══ EXERCISE INPUTS ══
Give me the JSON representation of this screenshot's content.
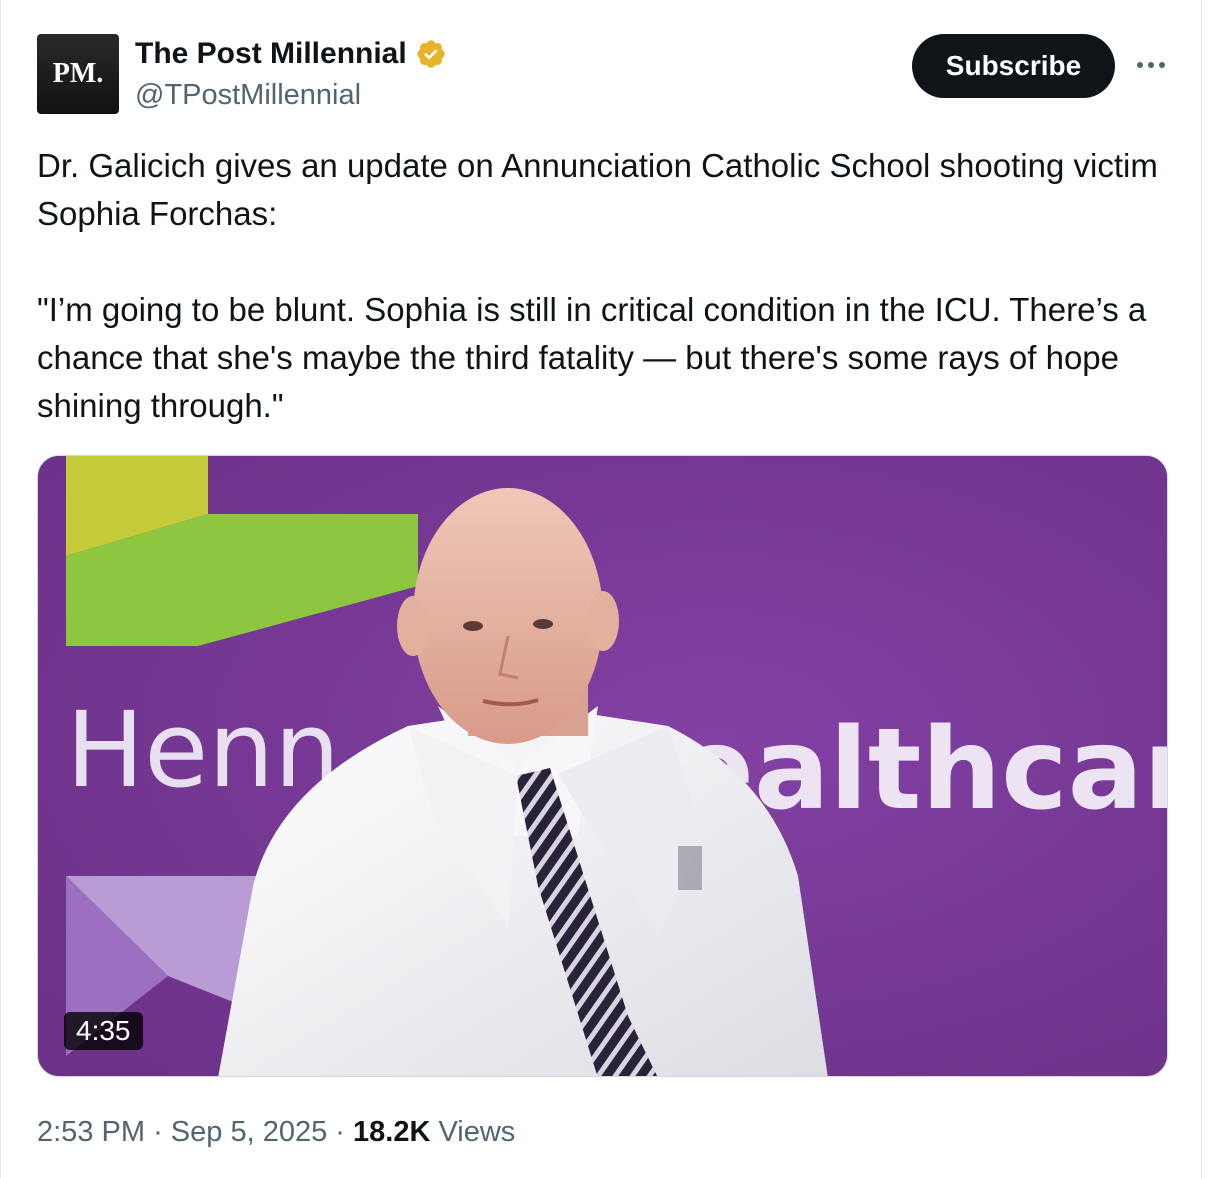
{
  "author": {
    "avatar_text": "PM.",
    "display_name": "The Post Millennial",
    "handle": "@TPostMillennial",
    "verified_color": "#e8b32a"
  },
  "actions": {
    "subscribe_label": "Subscribe"
  },
  "tweet": {
    "paragraph_1": "Dr. Galicich gives an update on Annunciation Catholic School shooting victim Sophia Forchas:",
    "paragraph_2": "\"I’m going to be blunt. Sophia is still in critical condition in the ICU. There’s a chance that she's maybe the third fatality — but there's some rays of hope shining through.\""
  },
  "media": {
    "type": "video",
    "duration": "4:35",
    "backdrop_left_text": "Henn",
    "backdrop_right_text": "ealthcare",
    "background_color": "#7b3a9a"
  },
  "meta": {
    "time": "2:53 PM",
    "separator": "·",
    "date": "Sep 5, 2025",
    "views_count": "18.2K",
    "views_label": "Views"
  }
}
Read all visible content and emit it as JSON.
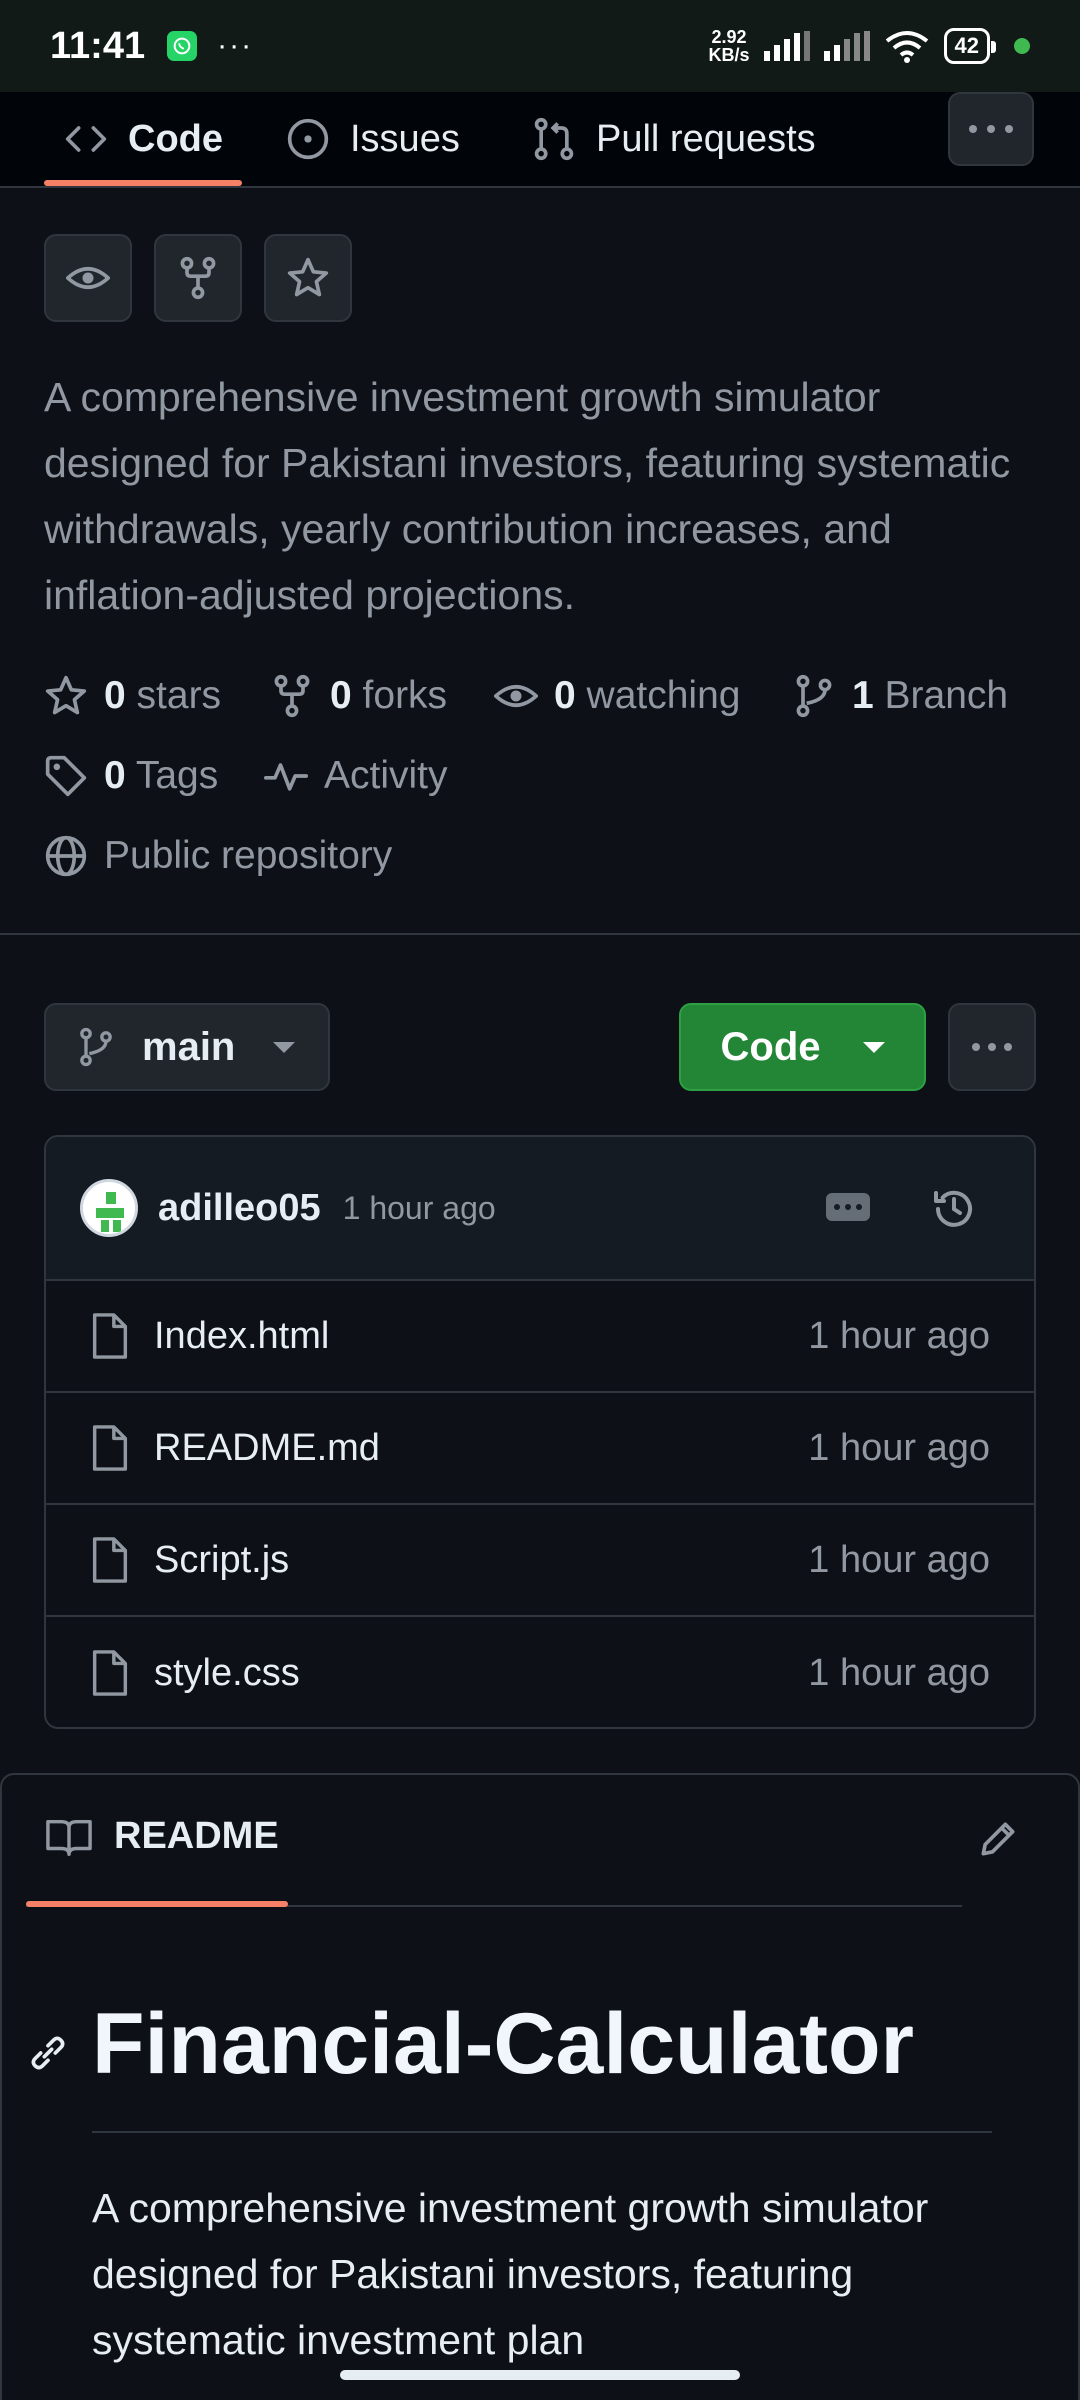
{
  "status_bar": {
    "time": "11:41",
    "dots": "···",
    "speed_value": "2.92",
    "speed_unit": "KB/s",
    "battery": "42"
  },
  "repo_tabs": [
    {
      "label": "Code",
      "icon": "code-icon",
      "active": true
    },
    {
      "label": "Issues",
      "icon": "issue-icon",
      "active": false
    },
    {
      "label": "Pull requests",
      "icon": "pull-request-icon",
      "active": false
    }
  ],
  "description": "A comprehensive investment growth simulator designed for Pakistani investors, featuring systematic withdrawals, yearly contribution increases, and inflation-adjusted projections.",
  "stats": {
    "stars": {
      "count": "0",
      "label": "stars"
    },
    "forks": {
      "count": "0",
      "label": "forks"
    },
    "watching": {
      "count": "0",
      "label": "watching"
    },
    "branches": {
      "count": "1",
      "label": "Branch"
    },
    "tags": {
      "count": "0",
      "label": "Tags"
    },
    "activity": "Activity",
    "visibility": "Public repository"
  },
  "branch": {
    "name": "main"
  },
  "code_button": "Code",
  "latest_commit": {
    "user": "adilleo05",
    "time": "1 hour ago"
  },
  "files": [
    {
      "name": "Index.html",
      "time": "1 hour ago"
    },
    {
      "name": "README.md",
      "time": "1 hour ago"
    },
    {
      "name": "Script.js",
      "time": "1 hour ago"
    },
    {
      "name": "style.css",
      "time": "1 hour ago"
    }
  ],
  "readme": {
    "tab_label": "README",
    "title": "Financial-Calculator",
    "body": "A comprehensive investment growth simulator designed for Pakistani investors, featuring systematic investment plan"
  },
  "colors": {
    "accent_underline": "#f78166",
    "primary_button": "#238636",
    "background": "#0d1117"
  }
}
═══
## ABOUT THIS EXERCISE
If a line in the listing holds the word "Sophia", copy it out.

## RESULT BELOW
    "paragraph_1": "Dr. Galicich gives an update on Annunciation Catholic School shooting victim Sophia Forchas:",
    "paragraph_2": "\"I’m going to be blunt. Sophia is still in critical condition in the ICU. There’s a chance that she's maybe the third fatality — but there's some rays of hope shining through.\""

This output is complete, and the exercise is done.